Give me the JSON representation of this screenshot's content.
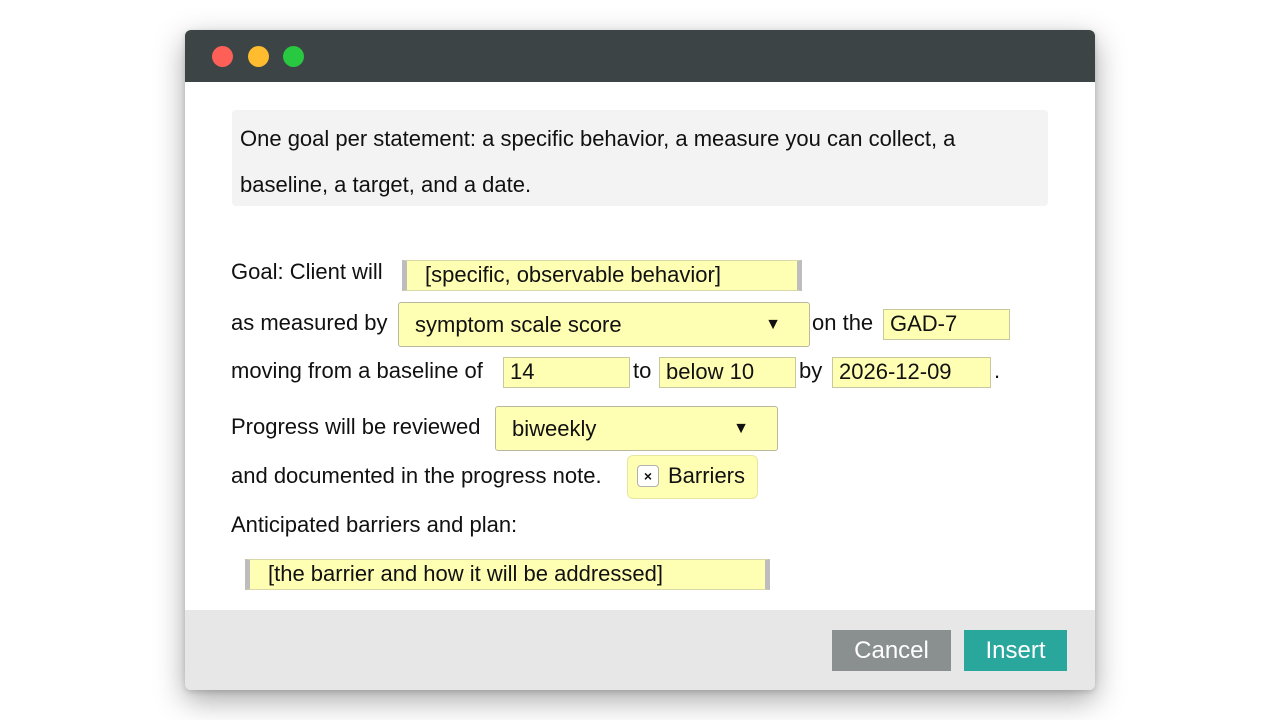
{
  "colors": {
    "titlebar": "#3d4446",
    "close_dot": "#fe5f57",
    "minimize_dot": "#febc2e",
    "zoom_dot": "#28c840",
    "field_fill": "#ffffb3",
    "cancel_button": "#8a8f90",
    "insert_button": "#2aa79d",
    "footer": "#e7e7e7"
  },
  "instructions": "One goal per statement: a specific behavior, a measure you can collect, a baseline, a target, and a date.",
  "goal": {
    "prefix": "Goal: Client will",
    "behavior_field": "[specific, observable behavior]"
  },
  "measure": {
    "prefix": "as measured by",
    "select_value": "symptom scale score",
    "caret": "▼",
    "on_the": "on the",
    "instrument_field": "GAD-7"
  },
  "baseline": {
    "prefix": "moving from a baseline of",
    "baseline_value": "14",
    "to": "to",
    "target_value": "below 10",
    "by": "by",
    "date_value": "2026-12-09",
    "period": "."
  },
  "review": {
    "prefix": "Progress will be reviewed",
    "select_value": "biweekly",
    "caret": "▼"
  },
  "documented": {
    "text": "and documented in the progress note.",
    "chip_remove": "×",
    "chip_label": "Barriers"
  },
  "barriers": {
    "heading": "Anticipated barriers and plan:",
    "field": "[the barrier and how it will be addressed]"
  },
  "footer": {
    "cancel_label": "Cancel",
    "insert_label": "Insert"
  }
}
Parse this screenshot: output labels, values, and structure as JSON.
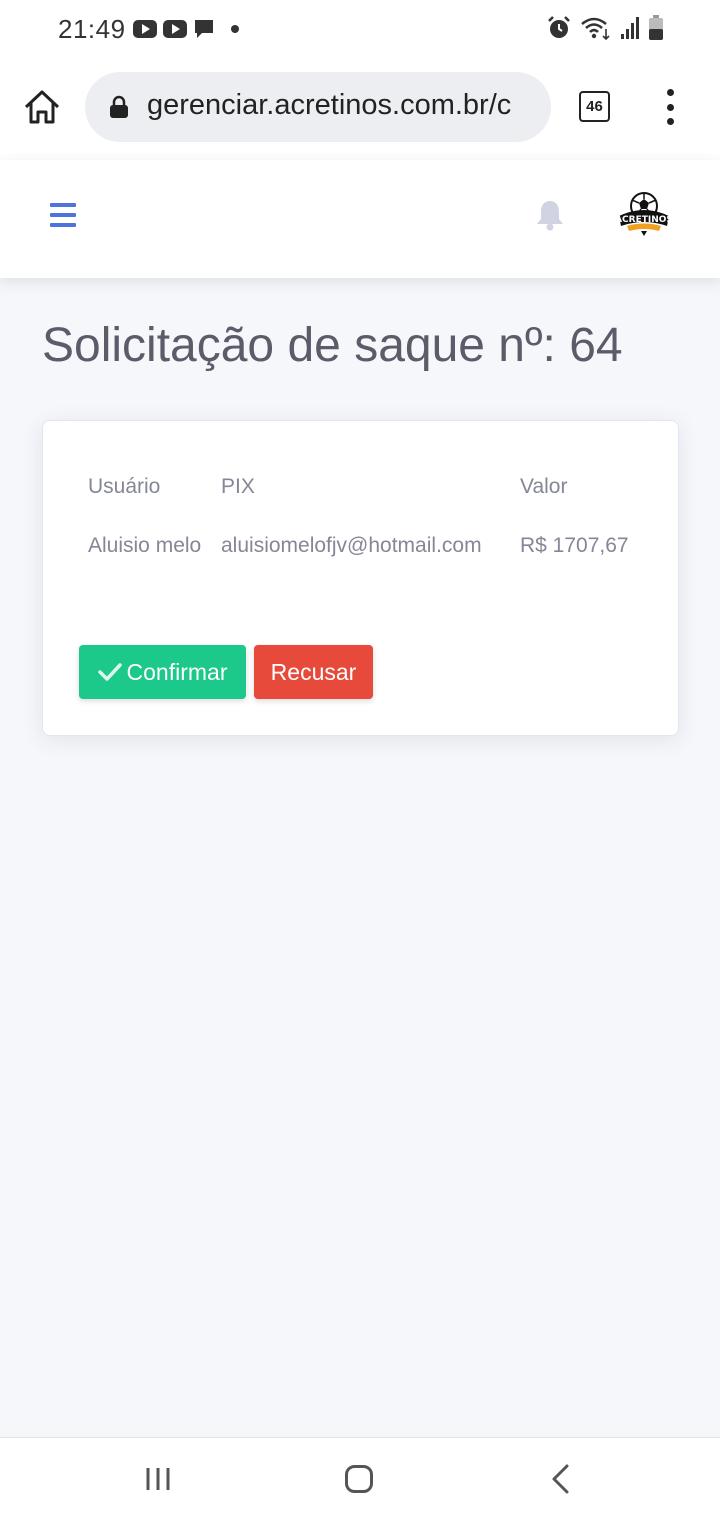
{
  "status_bar": {
    "time": "21:49",
    "icons": [
      "youtube-notification-icon",
      "youtube-notification-icon",
      "message-icon",
      "dot-icon",
      "alarm-icon",
      "wifi-icon",
      "signal-icon",
      "battery-icon"
    ]
  },
  "browser": {
    "url": "gerenciar.acretinos.com.br/c",
    "tab_count": "46",
    "icons": [
      "home-icon",
      "lock-icon",
      "more-vert-icon"
    ]
  },
  "topbar": {
    "icons": [
      "hamburger-icon",
      "bell-icon"
    ],
    "logo_text": "ACRETINOS",
    "accent_color": "#4e73df"
  },
  "page": {
    "title": "Solicitação de saque nº: 64"
  },
  "table": {
    "headers": [
      "Usuário",
      "PIX",
      "Valor"
    ],
    "rows": [
      [
        "Aluisio melo",
        "aluisiomelofjv@hotmail.com",
        "R$ 1707,67"
      ]
    ]
  },
  "actions": {
    "confirm_label": "Confirmar",
    "confirm_color": "#1cc88a",
    "reject_label": "Recusar",
    "reject_color": "#e74a3b"
  },
  "nav_bar": {
    "icons": [
      "recent-apps-icon",
      "home-icon",
      "back-icon"
    ]
  }
}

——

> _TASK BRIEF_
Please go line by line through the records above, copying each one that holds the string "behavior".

> _PROBLEM SOLUTION_
  "instructions": "One goal per statement: a specific behavior, a measure you can collect, a baseline, a target, and a date.",
    "behavior_field": "[specific, observable behavior]"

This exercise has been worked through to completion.